To the biologist and professor at Unesp on the coast of São Paulo and president of Sbeel, Otto Bismarck, even the consumption considered “sustainable” of sharks and rays should not exist. “There is no sustainable fishing when talking about sharks and rays because, as they are large predatory animals, it is the same thing as saying that we are going to create the hunting industry of the jaguar. It’s unfeasible”, he says.
Bismarck remembers that these are top-of-the-range animals and have biological characteristics that end up accelerating their population decline even further when they are fished in a predatory way.
“These are species with low production of offspring, long gestation time, take time to reach reproductive age. So the math is simple: if more individuals die than are born, there will be a population imbalance,” he explains.
The reduction in shark populations has consequences for marine ecosystems, as it In smaller amounts, the animals on which they feed grow explosively.
The rays are even more threatened, explains the biologist, because around them 28 freshwater species that exist in South America have suffered from environmental degradation. “In addition, there is a specific demand for skate meat in the South and Northeast regions of the country, reducing these populations”, he says.
In addition to the environmental problem, sharks and rays accumulate heavy metals and other elements in the body that can be harmful to health.
The FDA (agency that regulates food and medicine in the US) contraindicates the consumption of dogfish by pregnant women, nursing mothers or children, due to the high content of mercury present in these fish, that can affect development.

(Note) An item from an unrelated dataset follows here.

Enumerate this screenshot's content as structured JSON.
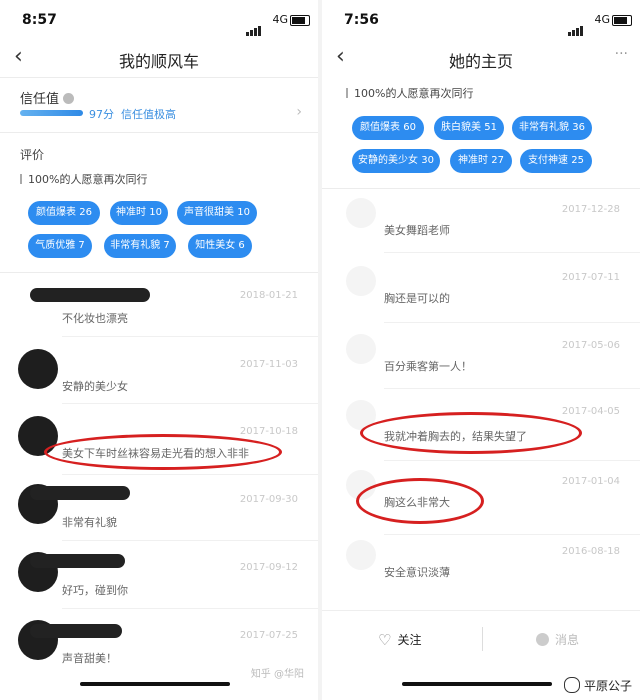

“The problem is that each country adopts a reference value, and Brazil’s is two to three times what is recommended in the United States”, says Barreto.